- ABOUT THIS TASK
Look through the data below and show every line that includes "Live".

- TASK INPUT
"""
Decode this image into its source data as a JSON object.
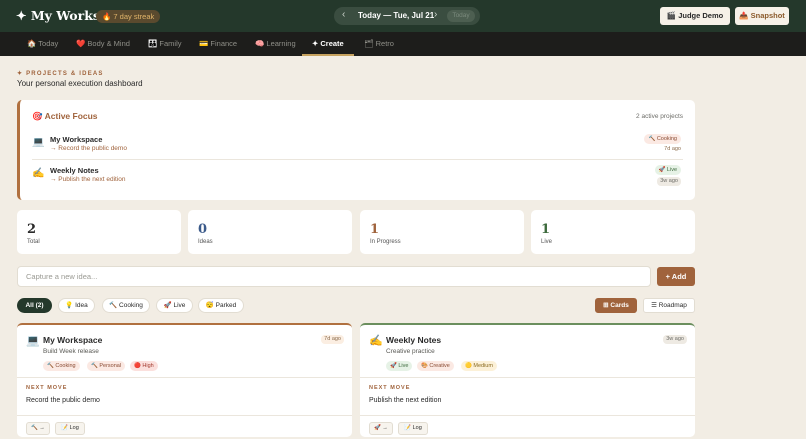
{
  "header": {
    "brand": "✦ My Workspace",
    "streak": "🔥 7 day streak",
    "date_prev": "‹",
    "date_text": "Today — Tue, Jul 21",
    "date_next": "›",
    "today_label": "Today",
    "judge_demo": "🎬 Judge Demo",
    "snapshot": "📤 Snapshot"
  },
  "nav": {
    "items": [
      {
        "label": "🏠 Today"
      },
      {
        "label": "❤️ Body & Mind"
      },
      {
        "label": "👪 Family"
      },
      {
        "label": "💳 Finance"
      },
      {
        "label": "🧠 Learning"
      },
      {
        "label": "✦ Create"
      },
      {
        "label": "🗂 Retro"
      }
    ],
    "active": "Create"
  },
  "page": {
    "eyebrow": "✦ PROJECTS & IDEAS",
    "subtitle": "Your personal execution dashboard"
  },
  "focus": {
    "title": "🎯 Active Focus",
    "count": "2 active projects",
    "projects": [
      {
        "icon": "💻",
        "name": "My Workspace",
        "next": "→ Record the public demo",
        "status": "🔨 Cooking",
        "age": "7d ago"
      },
      {
        "icon": "✍️",
        "name": "Weekly Notes",
        "next": "→ Publish the next edition",
        "status": "🚀 Live",
        "age": "3w ago"
      }
    ]
  },
  "stats": [
    {
      "value": "2",
      "label": "Total",
      "color": "#2a2a2a"
    },
    {
      "value": "0",
      "label": "Ideas",
      "color": "#3b5a8a"
    },
    {
      "value": "1",
      "label": "In Progress",
      "color": "#a0633c"
    },
    {
      "value": "1",
      "label": "Live",
      "color": "#3d6a3d"
    }
  ],
  "capture": {
    "placeholder": "Capture a new idea...",
    "value": "",
    "add_label": "+ Add"
  },
  "filters": [
    {
      "label": "All (2)"
    },
    {
      "label": "💡 Idea"
    },
    {
      "label": "🔨 Cooking"
    },
    {
      "label": "🚀 Live"
    },
    {
      "label": "😴 Parked"
    }
  ],
  "views": {
    "cards": "⊞ Cards",
    "roadmap": "☰ Roadmap"
  },
  "ideas": [
    {
      "icon": "💻",
      "title": "My Workspace",
      "subtitle": "Build Week release",
      "age": "7d ago",
      "tags": [
        "🔨 Cooking",
        "🔨 Personal",
        "🔴 High"
      ],
      "next_label": "NEXT MOVE",
      "next": "Record the public demo",
      "actions": [
        "🔨 →",
        "📝 Log"
      ]
    },
    {
      "icon": "✍️",
      "title": "Weekly Notes",
      "subtitle": "Creative practice",
      "age": "3w ago",
      "tags": [
        "🚀 Live",
        "🎨 Creative",
        "🟡 Medium"
      ],
      "next_label": "NEXT MOVE",
      "next": "Publish the next edition",
      "actions": [
        "🚀 →",
        "📝 Log"
      ]
    }
  ]
}
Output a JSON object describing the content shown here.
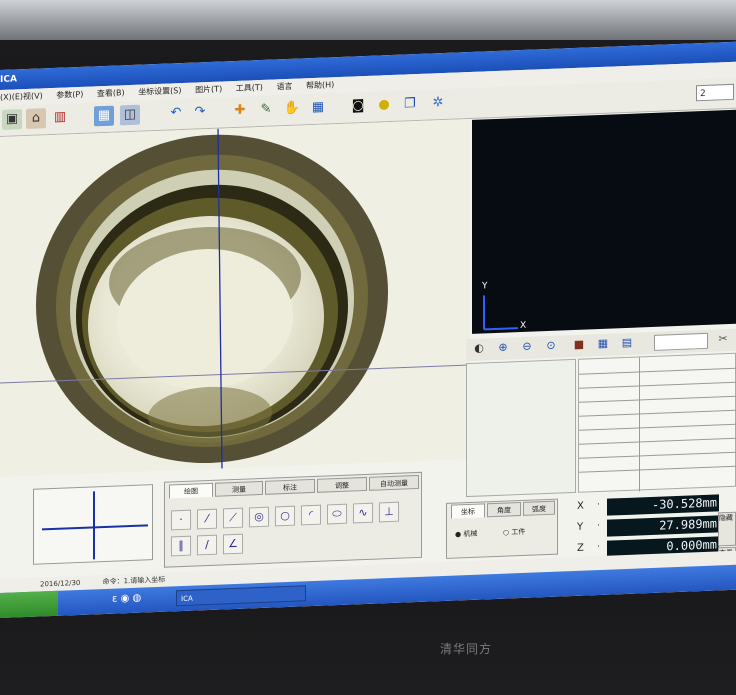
{
  "window": {
    "title": "ICA"
  },
  "menu": [
    "(X)(E)视(V)",
    "参数(P)",
    "查看(B)",
    "坐标设置(S)",
    "图片(T)",
    "工具(T)",
    "语言",
    "帮助(H)"
  ],
  "toolbar": {
    "icons": [
      "image-icon",
      "camera-setup-icon",
      "chart-icon",
      "grid-view-icon",
      "adjust-icon",
      "undo-icon",
      "redo-icon",
      "crosshair-icon",
      "pen-icon",
      "hand-icon",
      "table-icon",
      "camera-icon",
      "bulb-icon",
      "book-icon",
      "settings-icon"
    ],
    "zoom_value": "2"
  },
  "preview": {
    "y_label": "Y",
    "x_label": "X"
  },
  "drawing_tabs": [
    "绘图",
    "测量",
    "标注",
    "调整",
    "自动测量"
  ],
  "coordinate_panel": {
    "tabs": [
      "坐标",
      "角度",
      "弧度"
    ],
    "options": [
      "机械",
      "工件"
    ]
  },
  "readouts": [
    {
      "axis": "X",
      "value": "-30.528mm"
    },
    {
      "axis": "Y",
      "value": "27.989mm"
    },
    {
      "axis": "Z",
      "value": "0.000mm"
    }
  ],
  "side_buttons": [
    "隐藏",
    "查看"
  ],
  "status": {
    "date": "2016/12/30",
    "message": "命令：1.请输入坐标"
  },
  "taskbar": {
    "item": "ICA"
  },
  "monitor_brand": "清华同方"
}
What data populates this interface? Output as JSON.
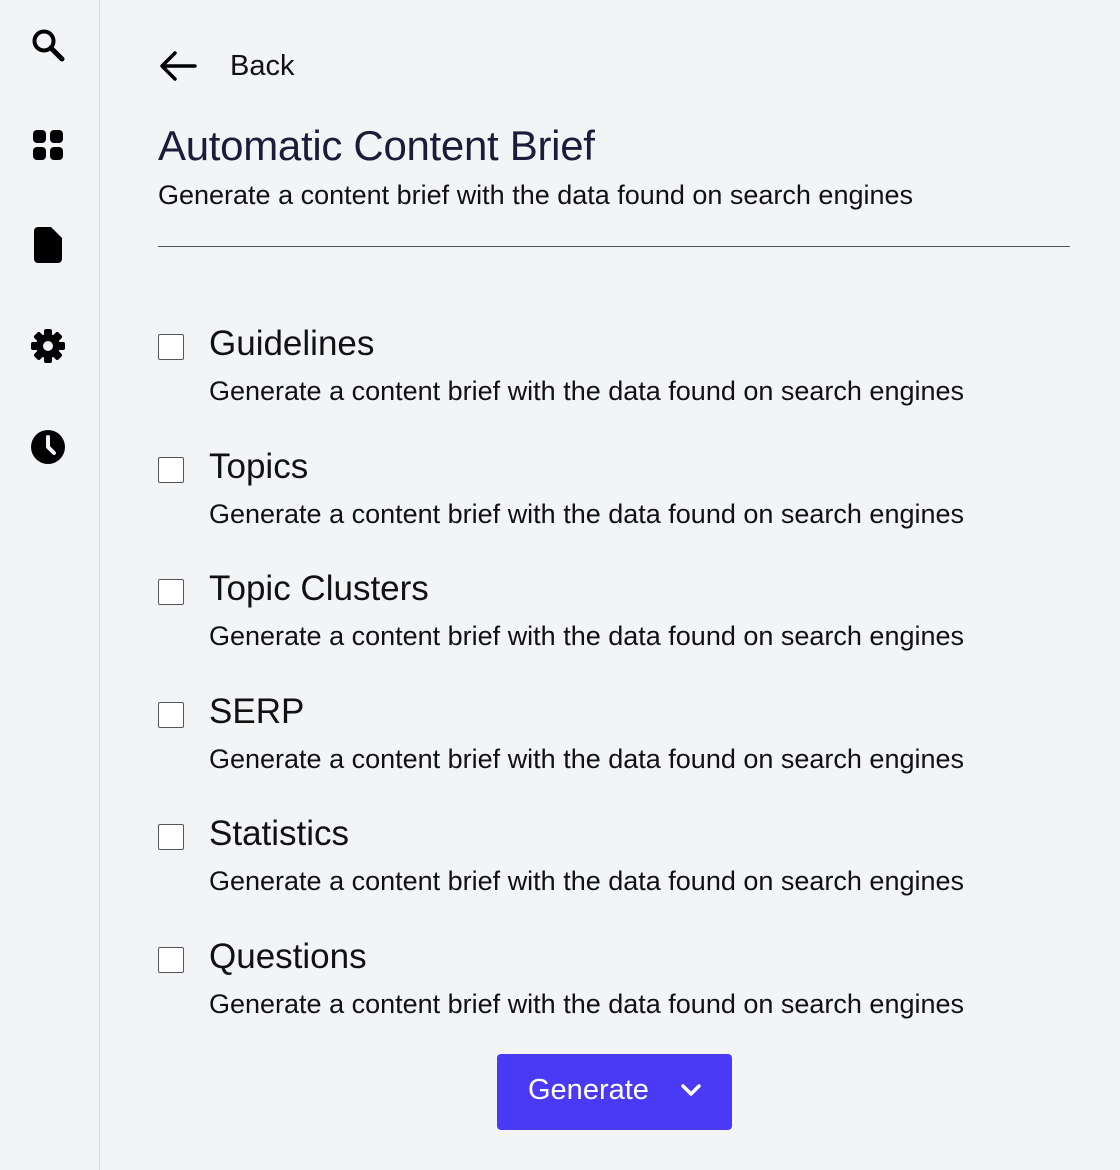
{
  "sidebar": {
    "items": [
      {
        "icon": "search-icon",
        "name": "search"
      },
      {
        "icon": "grid-icon",
        "name": "dashboard"
      },
      {
        "icon": "document-icon",
        "name": "documents"
      },
      {
        "icon": "gear-icon",
        "name": "settings"
      },
      {
        "icon": "clock-icon",
        "name": "history"
      }
    ]
  },
  "header": {
    "back_label": "Back",
    "back_icon": "arrow-left-icon",
    "title": "Automatic Content Brief",
    "subtitle": "Generate a content brief with the data found on search engines"
  },
  "options": [
    {
      "label": "Guidelines",
      "description": "Generate a content brief with the data found on search engines",
      "checked": false
    },
    {
      "label": "Topics",
      "description": "Generate a content brief with the data found on search engines",
      "checked": false
    },
    {
      "label": "Topic Clusters",
      "description": "Generate a content brief with the data found on search engines",
      "checked": false
    },
    {
      "label": "SERP",
      "description": "Generate a content brief with the data found on search engines",
      "checked": false
    },
    {
      "label": "Statistics",
      "description": "Generate a content brief with the data found on search engines",
      "checked": false
    },
    {
      "label": "Questions",
      "description": "Generate a content brief with the data found on search engines",
      "checked": false
    }
  ],
  "actions": {
    "generate_label": "Generate",
    "generate_icon": "chevron-down-icon"
  },
  "colors": {
    "background": "#f3f4f6",
    "accent": "#4a3af5",
    "title": "#1b1b3a",
    "text": "#111111"
  }
}
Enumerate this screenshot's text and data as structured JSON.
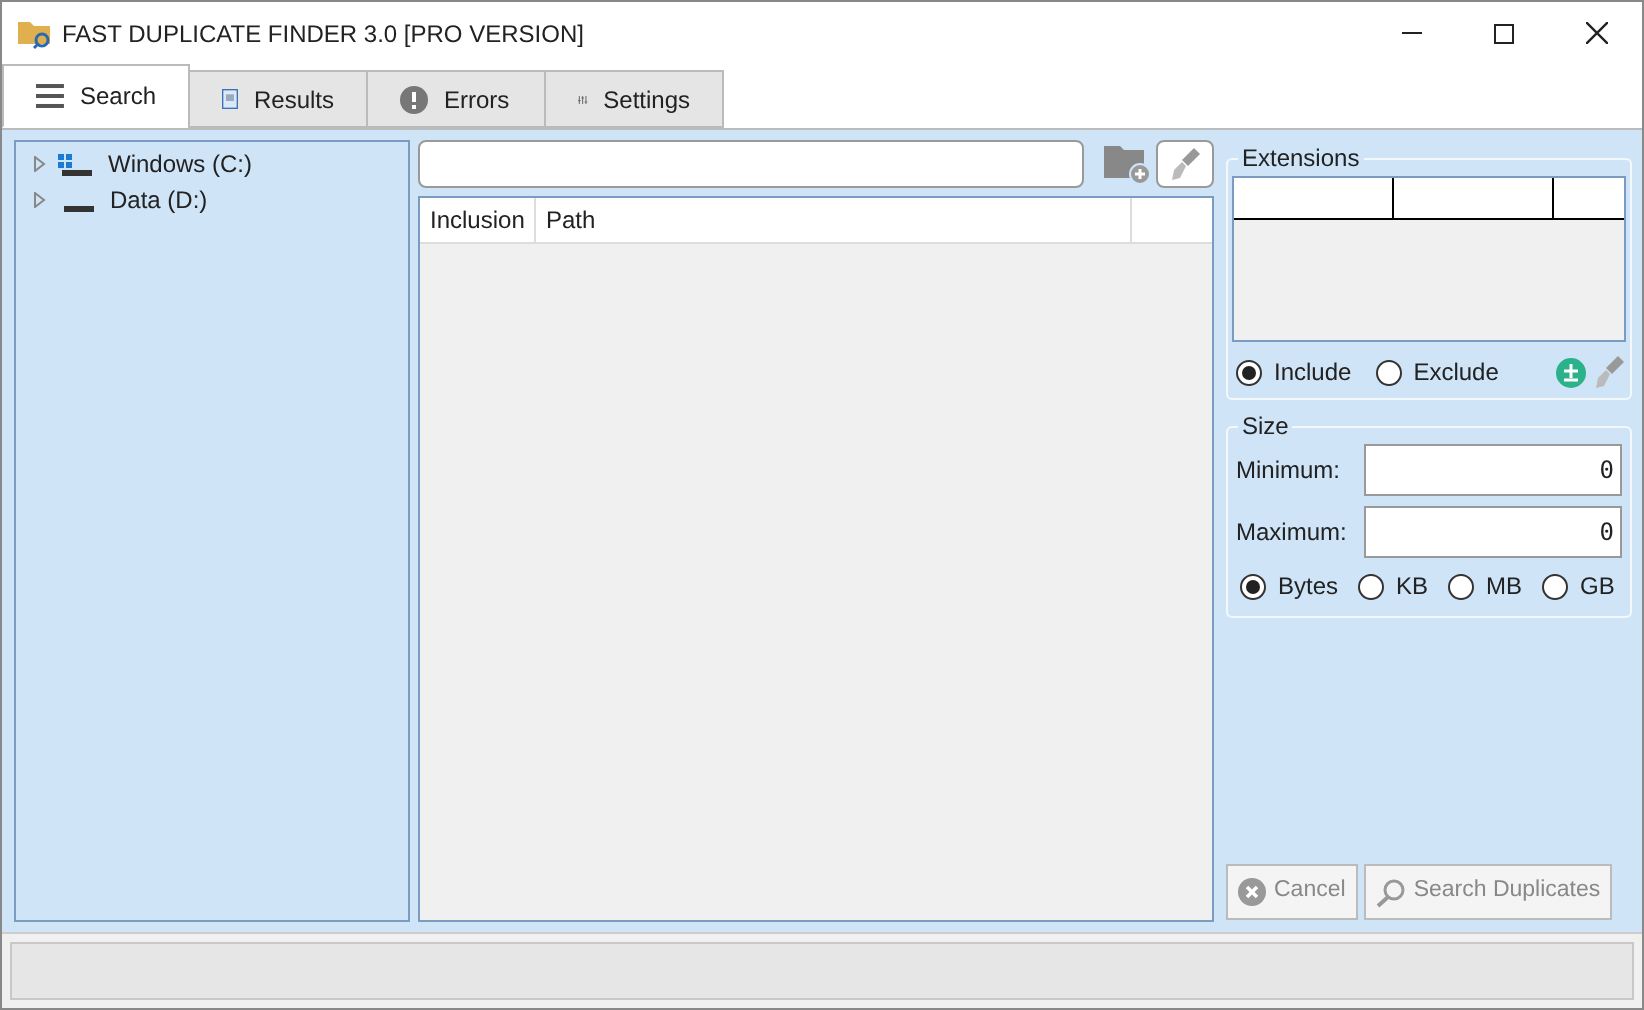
{
  "window": {
    "title": "FAST DUPLICATE FINDER 3.0 [PRO VERSION]"
  },
  "tabs": [
    {
      "label": "Search",
      "kind": "menu",
      "selected": true
    },
    {
      "label": "Results",
      "kind": "notebook",
      "selected": false
    },
    {
      "label": "Errors",
      "kind": "alert",
      "selected": false
    },
    {
      "label": "Settings",
      "kind": "sliders",
      "selected": false
    }
  ],
  "drives": [
    {
      "label": "Windows (C:)",
      "kind": "system",
      "expanded": false
    },
    {
      "label": "Data (D:)",
      "kind": "data",
      "expanded": false
    }
  ],
  "paths_table": {
    "columns": [
      "Inclusion",
      "Path"
    ]
  },
  "extensions": {
    "title": "Extensions",
    "modes": [
      {
        "label": "Include",
        "selected": true
      },
      {
        "label": "Exclude",
        "selected": false
      }
    ]
  },
  "size": {
    "title": "Size",
    "fields": [
      {
        "label": "Minimum:",
        "value": "0"
      },
      {
        "label": "Maximum:",
        "value": "0"
      }
    ],
    "units": [
      {
        "label": "Bytes",
        "selected": true
      },
      {
        "label": "KB",
        "selected": false
      },
      {
        "label": "MB",
        "selected": false
      },
      {
        "label": "GB",
        "selected": false
      }
    ]
  },
  "buttons": [
    {
      "label": "Cancel",
      "kind": "cancel",
      "disabled": true
    },
    {
      "label": "Search Duplicates",
      "kind": "search",
      "disabled": true
    }
  ]
}
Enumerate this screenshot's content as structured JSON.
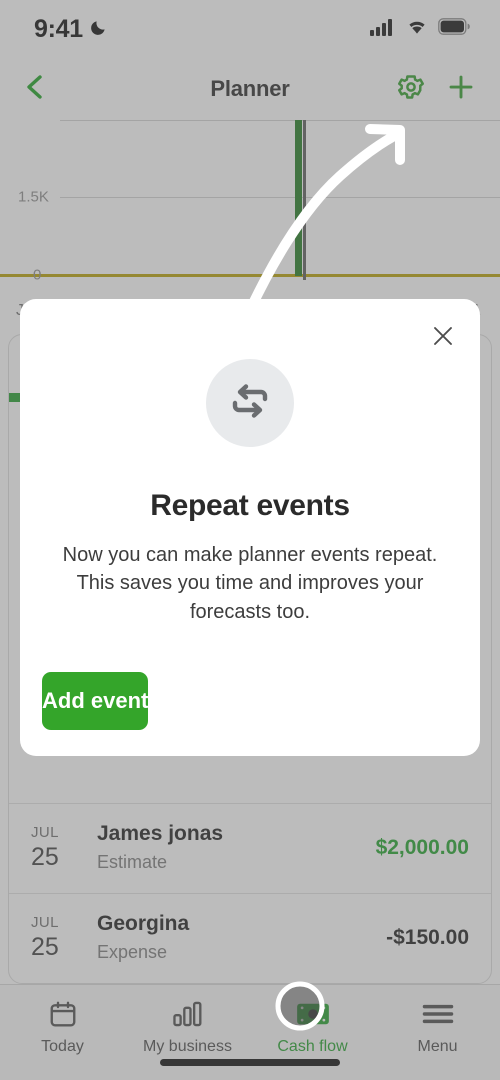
{
  "status_bar": {
    "time": "9:41",
    "dnd_icon": "moon-icon",
    "signal_icon": "cellular-signal-icon",
    "wifi_icon": "wifi-icon",
    "battery_icon": "battery-icon"
  },
  "header": {
    "back_icon": "chevron-left-icon",
    "title": "Planner",
    "settings_icon": "gear-icon",
    "add_icon": "plus-icon",
    "accent_color": "#2f9e2a"
  },
  "chart": {
    "y_labels": [
      "1.5K",
      "0"
    ],
    "x_label_left": "Ju",
    "x_label_right": "1",
    "zero_line_color": "#b8a000",
    "bar_color": "#1e7a1e"
  },
  "coach_arrow": {
    "icon": "curved-arrow-up-right-icon",
    "color": "#ffffff"
  },
  "modal": {
    "close_icon": "close-icon",
    "badge_icon": "repeat-icon",
    "title": "Repeat events",
    "body": "Now you can make planner events repeat. This saves you time and improves your forecasts too.",
    "cta_label": "Add event",
    "cta_color": "#34a52a"
  },
  "events": [
    {
      "month": "JUL",
      "day": "25",
      "name": "James jonas",
      "type": "Estimate",
      "amount": "$2,000.00",
      "amount_color": "#1fa32a"
    },
    {
      "month": "JUL",
      "day": "25",
      "name": "Georgina",
      "type": "Expense",
      "amount": "-$150.00",
      "amount_color": "#1c1c1c"
    }
  ],
  "tabbar": {
    "items": [
      {
        "label": "Today",
        "icon": "calendar-icon",
        "active": false
      },
      {
        "label": "My business",
        "icon": "bar-chart-icon",
        "active": false
      },
      {
        "label": "Cash flow",
        "icon": "money-bill-icon",
        "active": true
      },
      {
        "label": "Menu",
        "icon": "hamburger-menu-icon",
        "active": false
      }
    ]
  },
  "touch_indicator": {
    "name": "tap-highlight-ring",
    "target": "Cash flow"
  }
}
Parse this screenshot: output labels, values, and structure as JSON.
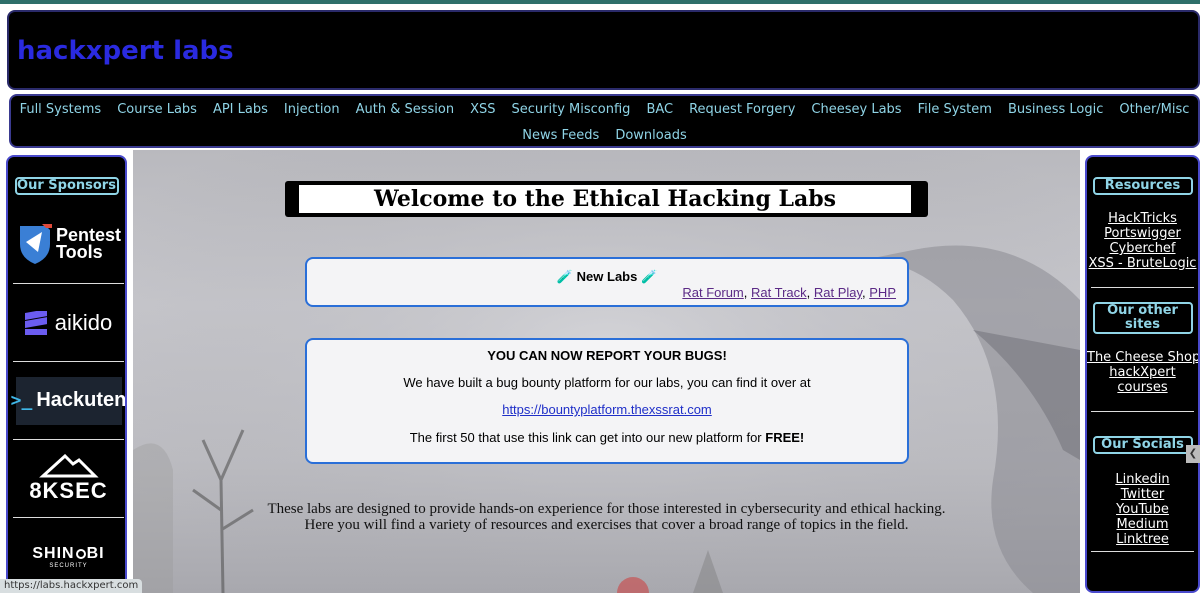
{
  "header": {
    "title": "hackxpert labs"
  },
  "nav": {
    "row1": [
      "Full Systems",
      "Course Labs",
      "API Labs",
      "Injection",
      "Auth & Session",
      "XSS",
      "Security Misconfig",
      "BAC",
      "Request Forgery",
      "Cheesey Labs",
      "File System",
      "Business Logic",
      "Other/Misc"
    ],
    "row2": [
      "News Feeds",
      "Downloads"
    ]
  },
  "left_sidebar": {
    "title": "Our Sponsors",
    "sponsors": [
      {
        "name": "Pentest Tools",
        "line1": "Pentest",
        "line2": "Tools"
      },
      {
        "name": "aikido",
        "text": "aikido"
      },
      {
        "name": "Hackuten",
        "text": "Hackuten"
      },
      {
        "name": "8KSEC",
        "text": "8KSEC"
      },
      {
        "name": "SHINOBI",
        "text": "SHIN",
        "text2": "BI",
        "sub": "SECURITY"
      }
    ]
  },
  "main": {
    "welcome": "Welcome to the Ethical Hacking Labs",
    "new_labs": {
      "heading": "🧪 New Labs 🧪",
      "links": [
        "Rat Forum",
        "Rat Track",
        "Rat Play",
        "PHP"
      ]
    },
    "bugs": {
      "title": "YOU CAN NOW REPORT YOUR BUGS!",
      "line2": "We have built a bug bounty platform for our labs, you can find it over at",
      "link": "https://bountyplatform.thexssrat.com",
      "line4_prefix": "The first 50 that use this link can get into our new platform for ",
      "line4_bold": "FREE!"
    },
    "intro_line1": "These labs are designed to provide hands-on experience for those interested in cybersecurity and ethical hacking.",
    "intro_line2": "Here you will find a variety of resources and exercises that cover a broad range of topics in the field."
  },
  "right_sidebar": {
    "resources_title": "Resources",
    "resources": [
      "HackTricks",
      "Portswigger",
      "Cyberchef",
      "XSS - BruteLogic"
    ],
    "other_title": "Our other sites",
    "other": [
      "The Cheese Shop",
      "hackXpert",
      "courses"
    ],
    "socials_title": "Our Socials",
    "socials": [
      "Linkedin",
      "Twitter",
      "YouTube",
      "Medium",
      "Linktree"
    ]
  },
  "statusbar": {
    "url": "https://labs.hackxpert.com"
  },
  "colors": {
    "brand": "#2a2adf",
    "nav_text": "#8fd4e6",
    "box_border": "#2a6fd8"
  }
}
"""
- YOUR RESPONSE
        "status": "🚀 Live",
      "label": "Live",
      "label": "🚀 Live"
        "🚀 Live",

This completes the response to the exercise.